--- Description of the task ---
Report the count of lines in the entries below that contain "name", and leave out everything else.

--- Data to process ---
★ ★ ★
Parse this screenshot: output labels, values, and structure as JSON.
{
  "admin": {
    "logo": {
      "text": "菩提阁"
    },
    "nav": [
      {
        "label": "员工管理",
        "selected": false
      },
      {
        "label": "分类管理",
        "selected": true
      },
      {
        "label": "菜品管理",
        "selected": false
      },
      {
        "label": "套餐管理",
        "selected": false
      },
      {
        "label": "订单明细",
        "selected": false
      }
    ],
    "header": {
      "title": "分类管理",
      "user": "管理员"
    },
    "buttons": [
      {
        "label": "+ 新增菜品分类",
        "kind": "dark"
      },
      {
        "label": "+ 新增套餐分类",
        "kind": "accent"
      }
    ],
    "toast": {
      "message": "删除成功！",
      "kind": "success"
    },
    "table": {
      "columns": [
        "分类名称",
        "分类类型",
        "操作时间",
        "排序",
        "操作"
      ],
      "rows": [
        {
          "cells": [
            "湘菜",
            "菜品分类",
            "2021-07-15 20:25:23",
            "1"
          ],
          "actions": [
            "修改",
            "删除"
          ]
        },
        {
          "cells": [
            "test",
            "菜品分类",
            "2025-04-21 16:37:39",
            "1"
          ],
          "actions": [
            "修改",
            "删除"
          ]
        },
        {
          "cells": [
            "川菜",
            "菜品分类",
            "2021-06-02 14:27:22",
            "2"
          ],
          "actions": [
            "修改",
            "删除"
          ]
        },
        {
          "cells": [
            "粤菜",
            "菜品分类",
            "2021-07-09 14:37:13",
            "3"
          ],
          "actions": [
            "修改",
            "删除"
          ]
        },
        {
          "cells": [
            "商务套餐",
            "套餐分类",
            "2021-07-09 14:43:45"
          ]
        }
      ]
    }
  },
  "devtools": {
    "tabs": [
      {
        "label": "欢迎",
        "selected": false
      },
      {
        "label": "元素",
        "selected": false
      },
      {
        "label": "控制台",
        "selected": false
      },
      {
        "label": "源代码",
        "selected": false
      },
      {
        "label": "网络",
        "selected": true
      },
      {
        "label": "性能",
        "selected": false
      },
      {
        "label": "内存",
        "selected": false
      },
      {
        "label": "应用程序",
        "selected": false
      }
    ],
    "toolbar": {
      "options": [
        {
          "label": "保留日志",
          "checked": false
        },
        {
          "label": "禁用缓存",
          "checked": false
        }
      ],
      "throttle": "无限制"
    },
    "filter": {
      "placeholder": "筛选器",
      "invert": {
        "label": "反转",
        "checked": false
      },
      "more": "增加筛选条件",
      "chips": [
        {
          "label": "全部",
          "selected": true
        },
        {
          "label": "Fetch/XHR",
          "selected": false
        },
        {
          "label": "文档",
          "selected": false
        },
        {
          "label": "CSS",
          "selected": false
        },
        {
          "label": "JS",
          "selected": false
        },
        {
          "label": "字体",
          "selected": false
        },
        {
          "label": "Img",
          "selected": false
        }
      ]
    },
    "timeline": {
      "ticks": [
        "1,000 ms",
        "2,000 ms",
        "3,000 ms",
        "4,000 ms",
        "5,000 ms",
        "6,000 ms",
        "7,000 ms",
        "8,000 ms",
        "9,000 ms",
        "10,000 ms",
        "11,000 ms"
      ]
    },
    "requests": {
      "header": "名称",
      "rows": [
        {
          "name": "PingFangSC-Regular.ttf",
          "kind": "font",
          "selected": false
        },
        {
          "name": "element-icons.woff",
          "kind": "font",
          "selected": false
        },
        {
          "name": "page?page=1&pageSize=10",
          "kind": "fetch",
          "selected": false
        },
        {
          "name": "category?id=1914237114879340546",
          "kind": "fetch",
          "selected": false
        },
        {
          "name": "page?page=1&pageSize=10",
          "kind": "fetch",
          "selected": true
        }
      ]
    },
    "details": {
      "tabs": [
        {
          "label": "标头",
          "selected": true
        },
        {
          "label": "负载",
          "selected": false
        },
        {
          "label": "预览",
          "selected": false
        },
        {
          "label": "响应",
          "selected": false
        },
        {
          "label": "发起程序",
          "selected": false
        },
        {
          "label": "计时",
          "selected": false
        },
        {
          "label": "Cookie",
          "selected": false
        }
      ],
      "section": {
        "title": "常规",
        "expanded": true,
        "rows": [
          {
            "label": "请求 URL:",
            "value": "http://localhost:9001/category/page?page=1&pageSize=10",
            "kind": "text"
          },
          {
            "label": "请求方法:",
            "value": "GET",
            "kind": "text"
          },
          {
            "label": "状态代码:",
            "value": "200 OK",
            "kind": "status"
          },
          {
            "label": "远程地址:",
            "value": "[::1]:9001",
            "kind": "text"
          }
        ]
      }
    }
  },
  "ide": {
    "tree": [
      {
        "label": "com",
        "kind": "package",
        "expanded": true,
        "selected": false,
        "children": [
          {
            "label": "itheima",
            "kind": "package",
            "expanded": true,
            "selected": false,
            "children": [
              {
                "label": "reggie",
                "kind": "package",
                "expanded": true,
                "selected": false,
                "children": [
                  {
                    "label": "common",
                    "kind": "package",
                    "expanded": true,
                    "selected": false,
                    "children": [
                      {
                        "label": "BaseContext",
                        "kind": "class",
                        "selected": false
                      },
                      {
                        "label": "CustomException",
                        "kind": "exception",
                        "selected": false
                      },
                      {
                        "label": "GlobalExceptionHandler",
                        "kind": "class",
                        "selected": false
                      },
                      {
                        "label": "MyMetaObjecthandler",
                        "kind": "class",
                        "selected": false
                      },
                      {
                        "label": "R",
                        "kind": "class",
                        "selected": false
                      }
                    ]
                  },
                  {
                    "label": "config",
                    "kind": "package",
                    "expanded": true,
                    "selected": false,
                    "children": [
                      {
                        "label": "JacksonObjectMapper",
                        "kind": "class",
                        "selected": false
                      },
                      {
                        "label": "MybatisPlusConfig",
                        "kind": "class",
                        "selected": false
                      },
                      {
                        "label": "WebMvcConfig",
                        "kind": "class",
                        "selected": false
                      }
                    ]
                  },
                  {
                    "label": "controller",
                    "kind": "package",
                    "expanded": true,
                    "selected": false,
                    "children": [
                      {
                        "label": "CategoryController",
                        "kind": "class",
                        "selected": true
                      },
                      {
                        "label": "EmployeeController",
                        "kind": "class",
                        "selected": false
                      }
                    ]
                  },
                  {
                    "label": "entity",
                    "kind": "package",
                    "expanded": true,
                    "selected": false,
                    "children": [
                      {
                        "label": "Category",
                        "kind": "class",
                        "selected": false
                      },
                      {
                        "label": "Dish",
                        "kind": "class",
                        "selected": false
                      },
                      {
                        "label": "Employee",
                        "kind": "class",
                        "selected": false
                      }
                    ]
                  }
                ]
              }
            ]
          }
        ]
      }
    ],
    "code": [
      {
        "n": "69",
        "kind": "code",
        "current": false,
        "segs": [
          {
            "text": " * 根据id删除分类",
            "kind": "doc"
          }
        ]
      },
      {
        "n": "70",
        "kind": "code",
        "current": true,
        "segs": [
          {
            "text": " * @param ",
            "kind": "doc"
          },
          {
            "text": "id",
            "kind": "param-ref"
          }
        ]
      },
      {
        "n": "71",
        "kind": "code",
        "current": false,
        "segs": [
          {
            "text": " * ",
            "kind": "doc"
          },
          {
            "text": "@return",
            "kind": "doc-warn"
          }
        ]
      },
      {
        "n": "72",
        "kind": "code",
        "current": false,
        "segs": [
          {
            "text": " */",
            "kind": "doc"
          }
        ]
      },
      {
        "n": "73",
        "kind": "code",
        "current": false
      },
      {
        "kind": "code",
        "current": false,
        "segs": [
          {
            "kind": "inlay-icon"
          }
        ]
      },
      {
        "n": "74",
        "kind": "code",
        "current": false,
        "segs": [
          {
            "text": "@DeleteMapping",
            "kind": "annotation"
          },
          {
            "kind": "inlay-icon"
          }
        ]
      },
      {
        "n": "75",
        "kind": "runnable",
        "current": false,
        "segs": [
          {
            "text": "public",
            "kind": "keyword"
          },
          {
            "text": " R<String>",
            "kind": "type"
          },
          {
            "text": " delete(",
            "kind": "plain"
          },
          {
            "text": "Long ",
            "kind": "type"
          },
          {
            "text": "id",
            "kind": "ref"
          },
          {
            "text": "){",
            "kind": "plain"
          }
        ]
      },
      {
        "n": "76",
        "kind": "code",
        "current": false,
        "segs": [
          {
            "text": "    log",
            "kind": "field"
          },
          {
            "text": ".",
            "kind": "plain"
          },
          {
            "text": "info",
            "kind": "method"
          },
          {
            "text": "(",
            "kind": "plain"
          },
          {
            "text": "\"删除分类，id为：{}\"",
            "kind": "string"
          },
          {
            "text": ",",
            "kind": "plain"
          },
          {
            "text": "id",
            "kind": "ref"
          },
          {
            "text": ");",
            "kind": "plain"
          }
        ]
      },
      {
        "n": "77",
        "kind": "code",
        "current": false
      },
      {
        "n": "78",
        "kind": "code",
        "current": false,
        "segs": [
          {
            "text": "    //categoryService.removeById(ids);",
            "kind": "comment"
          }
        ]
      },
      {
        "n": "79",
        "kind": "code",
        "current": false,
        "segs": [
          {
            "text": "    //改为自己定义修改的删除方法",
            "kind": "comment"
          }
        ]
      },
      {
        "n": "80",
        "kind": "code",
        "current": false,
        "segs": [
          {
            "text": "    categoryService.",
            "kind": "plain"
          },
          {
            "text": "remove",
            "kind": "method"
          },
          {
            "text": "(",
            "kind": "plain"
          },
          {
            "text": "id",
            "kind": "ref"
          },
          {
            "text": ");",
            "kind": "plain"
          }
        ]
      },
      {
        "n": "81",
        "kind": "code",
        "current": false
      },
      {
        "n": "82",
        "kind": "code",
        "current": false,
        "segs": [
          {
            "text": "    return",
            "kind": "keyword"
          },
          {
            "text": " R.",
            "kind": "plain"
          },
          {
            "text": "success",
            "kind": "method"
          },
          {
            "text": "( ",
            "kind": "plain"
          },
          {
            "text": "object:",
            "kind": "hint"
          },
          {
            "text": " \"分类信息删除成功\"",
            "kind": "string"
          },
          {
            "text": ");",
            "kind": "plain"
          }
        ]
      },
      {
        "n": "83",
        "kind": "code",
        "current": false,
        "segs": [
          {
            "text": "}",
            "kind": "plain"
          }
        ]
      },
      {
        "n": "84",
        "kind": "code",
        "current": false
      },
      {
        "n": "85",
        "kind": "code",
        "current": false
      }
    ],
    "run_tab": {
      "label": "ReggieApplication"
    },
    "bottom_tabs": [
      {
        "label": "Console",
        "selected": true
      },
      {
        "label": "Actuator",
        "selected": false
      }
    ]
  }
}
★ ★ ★
--- Answer ---
5